Once outside the gates of these death camps, the prisoners looked to the most unlikely of places for sustenance.

“There was a dead horse lying outside the camp next to a little stream when we were coming by,” recalls Higa. “We came back a few hours later and it was picked clean of the meat. It was something really bad to see — when we came back it was just bones, and all the prisoners were gone.”

Despite the depravity of their circumstances, Obayashi marveled at how they had not allowed their humanity to be taken from them.

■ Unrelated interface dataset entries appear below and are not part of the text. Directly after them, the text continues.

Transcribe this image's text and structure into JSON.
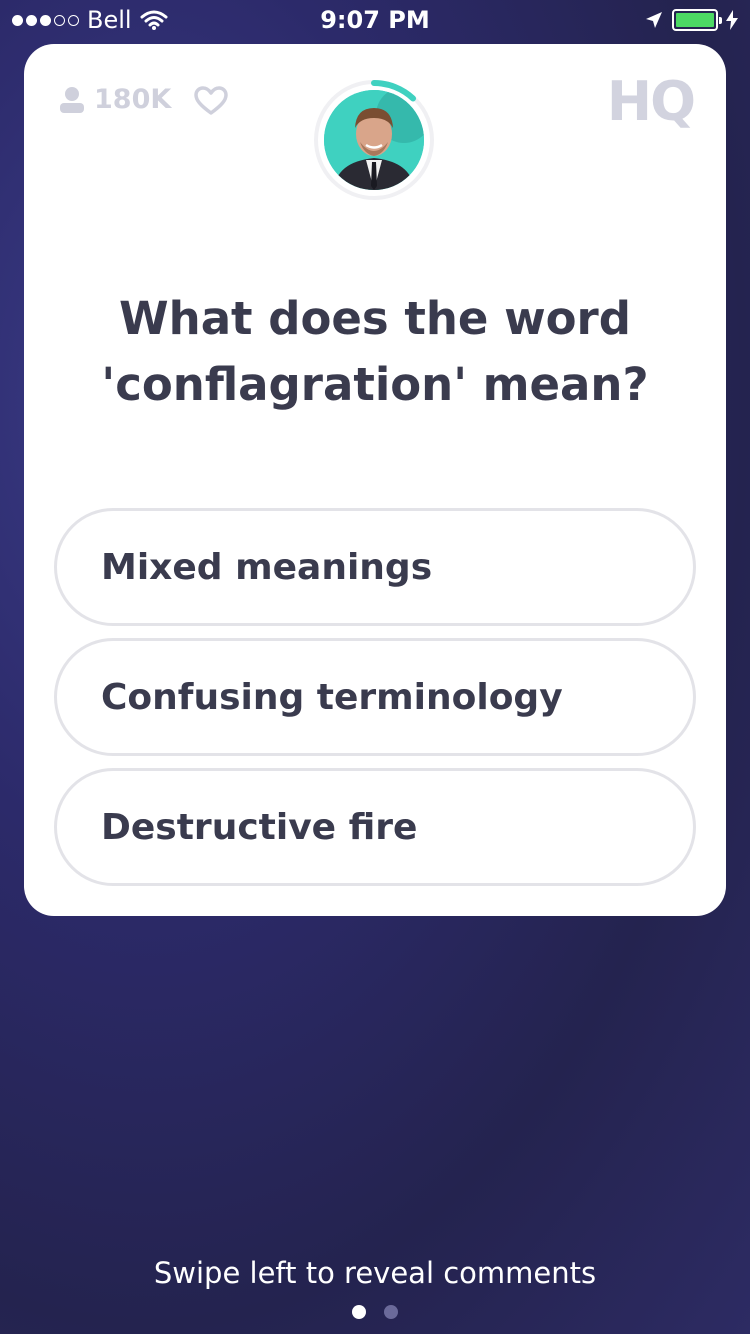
{
  "status_bar": {
    "carrier": "Bell",
    "time": "9:07 PM",
    "signal_filled": 3,
    "signal_total": 5,
    "battery_level": 1.0,
    "battery_color": "#4cd964"
  },
  "header": {
    "viewers": "180K",
    "logo": "HQ",
    "icons": [
      "person-icon",
      "heart-icon"
    ]
  },
  "host": {
    "timer_progress": 0.12,
    "ring_color": "#3fd1c0"
  },
  "question": {
    "text": "What does the word 'conflagration' mean?"
  },
  "answers": [
    {
      "label": "Mixed meanings"
    },
    {
      "label": "Confusing terminology"
    },
    {
      "label": "Destructive fire"
    }
  ],
  "footer": {
    "hint": "Swipe left to reveal comments",
    "page_count": 2,
    "active_page": 1
  }
}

“Prison breaks, you usually have a lot of riots and everything, but this was all very peaceful, like ‘What are we doing out here?’ They were so downhearted or numb, so to speak,” says Obayashi. “They all wanted food, but we had messages coming down to us not to feed them, but they were hungry so we give them anyway. Old men were drinking coffee and they were very courteous, nobody was rushing, sharing with one another and very polite.”

In 2010, Ganor wrote a poem dedicated to the men of the 522nd Battalion, and while the survivors of World War II are fewer every day, their memories are preserved for history in words such as these:

I lay in the snow ebbing life surrounded by death.

One looked at me with staring eyes he had a bullet in his head.

I heard the shots of the German guards their curses echoing through the forest,

I heard the bullets thudding into the bodies of my friends lying by my side,

They had no strength to scream before they died,

Many were just lumps in the snow shot or frozen a few hours before their liberation,

After years of torture, beatings, and endless humiliation.

I lay in the snow ebbing life a few heartbeats away from oblivion,

I saw the shadow of the angel of death as he spread his wings over my soul.

I felt the icy blood in my veins reaching for my heart. I knew my time had come.

I had a last look at the sky above and saw another Angel smiling at me.

His wings were just a dirty uniform and he had slanted eyes.

He picked me up from the freezing snow and gently stroked my head,

He wrapped me in a blanket and snatched me from the dead.

For more information on the Holocaust Remembrance Service, call 595-7521 or go to shaloha.com.